Though social media platforms with philanthropy in mind have evolved into its own social space, mainstream social sites like Facebook and Twitter still play a major role in philanthropic movements.  Take the Show Your Hearts Campaign, launched by Justin Bieber in 2011 with the support of other celebrities such as Britney Spears, New Kids on the Block, and Lady Gaga (before she so rudely shut down her Twitter).  Show Your Hearts helped the Berry children who were partially paralyzed from a car accident that left them orphaned.  Bieber and other celebrities reached out to their fans on Facebook and Twitter asking them to text $10 donations for a profile avatar.  In a single day, the social campaign was quite a success, raising over $98,000.

Show your hearts

As inspiring as Show Your Hearts is, charity campaigns can still be successful without a celebrity motivating people to join.  Take the Amnesty International campaign, Trial By Timeline, which uses Facebook to make a point that freedom isn’t a liberty for everyone.   It’s eerie sentence-me sequence analyzes your Facebook content and comes up with charges based on what other countries consider crimes.  Going to unauthorized public gatherings, socializing with unrelated males if you’re a women, blasphemy, and being involved with media are just a few violations on the list.  Through Facebook, Amnesty International’s campaign has over 20k likes, reaching an audience worth impact. trialbytimeline

Awareness is one major pedestal that philanthropy uses to gain followers and donations, but there is one concern that arises when it comes to raising awareness through social media.  The argument is that Facebook and Twitter users only like or follow a cause because it looks good for their image, they don’t get involved further than a like.  Charity organizations call this idea slacktivism.  Though this may be a struggle for philanthropic causes, some organizations are using this concept to their advantage.  Consider the Unicef campaign, Likes Don’t Save Lives, which calls out slacktivists and encourages them to dive deeper into a cause more than just a Facebook like.

Unicef’s campaign makes a valid point that social media involvement needs to be more than clicking a button, but it’s not fair to completely condemn slacktivists for they do help campaigns bring attention to an issue, which is sometimes all a campaign needs.  Look at the Human Rights Campaign for LGBT, which made a post that asked Facebook users to change their profile pics to the HRC’s logo in red to show support for marriage equality while the Supreme Court was discussing DOMA and Proposition 8.  In a twenty-four hour span, according to, the HRC post encouraging people to upload the red equals sign avatar resulted in 78,000 shares and more than 25,000 likes, demonstrating mainstream awareness for a once little supported cause.  These numbers don’t include supporters’ posts encouraging their fans to do the same, like George Takei’s  red equal sign profile picture, which got 40,000 likes.
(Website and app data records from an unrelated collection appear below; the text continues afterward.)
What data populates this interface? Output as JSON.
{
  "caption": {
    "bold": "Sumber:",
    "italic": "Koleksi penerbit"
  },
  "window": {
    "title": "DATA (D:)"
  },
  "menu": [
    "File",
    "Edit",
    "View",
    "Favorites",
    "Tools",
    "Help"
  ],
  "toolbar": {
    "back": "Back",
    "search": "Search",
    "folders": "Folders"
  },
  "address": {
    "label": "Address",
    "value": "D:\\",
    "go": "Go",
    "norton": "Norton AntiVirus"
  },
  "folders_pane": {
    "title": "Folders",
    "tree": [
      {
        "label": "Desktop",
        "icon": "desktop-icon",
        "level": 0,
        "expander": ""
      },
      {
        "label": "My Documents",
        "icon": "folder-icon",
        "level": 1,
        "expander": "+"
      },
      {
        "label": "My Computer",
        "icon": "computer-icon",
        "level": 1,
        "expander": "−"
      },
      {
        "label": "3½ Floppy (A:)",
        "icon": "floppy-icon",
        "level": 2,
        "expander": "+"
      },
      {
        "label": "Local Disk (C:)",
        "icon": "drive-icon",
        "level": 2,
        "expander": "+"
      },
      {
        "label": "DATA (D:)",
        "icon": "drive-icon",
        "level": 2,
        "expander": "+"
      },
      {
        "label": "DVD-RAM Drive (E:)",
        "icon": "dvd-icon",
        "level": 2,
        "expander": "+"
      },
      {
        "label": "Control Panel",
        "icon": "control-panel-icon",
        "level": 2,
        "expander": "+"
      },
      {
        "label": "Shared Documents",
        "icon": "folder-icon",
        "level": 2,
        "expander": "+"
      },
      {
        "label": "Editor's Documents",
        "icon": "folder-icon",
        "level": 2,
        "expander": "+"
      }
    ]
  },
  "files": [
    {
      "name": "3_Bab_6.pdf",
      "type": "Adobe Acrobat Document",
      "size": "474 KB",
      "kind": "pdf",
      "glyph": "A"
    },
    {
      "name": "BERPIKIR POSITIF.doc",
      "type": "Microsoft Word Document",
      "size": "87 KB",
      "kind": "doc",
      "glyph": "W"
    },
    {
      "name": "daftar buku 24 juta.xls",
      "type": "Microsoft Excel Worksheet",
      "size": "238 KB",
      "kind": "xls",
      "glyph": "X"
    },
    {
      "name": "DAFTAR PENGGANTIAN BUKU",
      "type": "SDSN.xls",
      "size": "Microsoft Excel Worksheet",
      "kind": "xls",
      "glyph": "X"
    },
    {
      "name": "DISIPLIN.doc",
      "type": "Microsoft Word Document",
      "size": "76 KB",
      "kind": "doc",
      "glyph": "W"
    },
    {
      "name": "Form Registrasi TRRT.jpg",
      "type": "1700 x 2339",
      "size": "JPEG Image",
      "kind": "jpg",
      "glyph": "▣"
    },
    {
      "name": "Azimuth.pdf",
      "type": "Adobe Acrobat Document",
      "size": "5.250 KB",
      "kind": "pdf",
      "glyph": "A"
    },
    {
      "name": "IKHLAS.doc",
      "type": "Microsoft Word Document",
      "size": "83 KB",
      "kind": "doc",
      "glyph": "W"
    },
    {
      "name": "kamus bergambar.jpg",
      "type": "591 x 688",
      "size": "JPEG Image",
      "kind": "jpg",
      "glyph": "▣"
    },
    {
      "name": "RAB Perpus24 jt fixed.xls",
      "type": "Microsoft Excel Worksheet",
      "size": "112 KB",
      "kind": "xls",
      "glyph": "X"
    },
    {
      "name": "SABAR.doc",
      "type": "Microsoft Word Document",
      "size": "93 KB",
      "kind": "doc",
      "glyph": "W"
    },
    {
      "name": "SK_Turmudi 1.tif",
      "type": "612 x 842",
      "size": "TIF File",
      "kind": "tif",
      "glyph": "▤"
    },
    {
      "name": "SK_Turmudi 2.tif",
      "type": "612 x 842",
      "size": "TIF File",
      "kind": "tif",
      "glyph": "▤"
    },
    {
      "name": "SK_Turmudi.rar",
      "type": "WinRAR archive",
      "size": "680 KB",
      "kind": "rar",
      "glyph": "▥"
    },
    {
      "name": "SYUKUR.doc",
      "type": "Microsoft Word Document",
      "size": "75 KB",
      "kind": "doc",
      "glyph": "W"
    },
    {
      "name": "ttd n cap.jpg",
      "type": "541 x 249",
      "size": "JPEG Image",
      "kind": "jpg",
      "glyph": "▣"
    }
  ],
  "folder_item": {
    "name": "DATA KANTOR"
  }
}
Social media has done amazing things for philanthropy projects through expanding awareness and fundraising opportunities.  An article from sited findings from a YouGov survey that showed 13% of people bought something after seeing it on social media, and that 5.5% are now donating through social networks.  Think that social media isn’t helping the cause?  Think again.  Social media is a leader in philanthropy.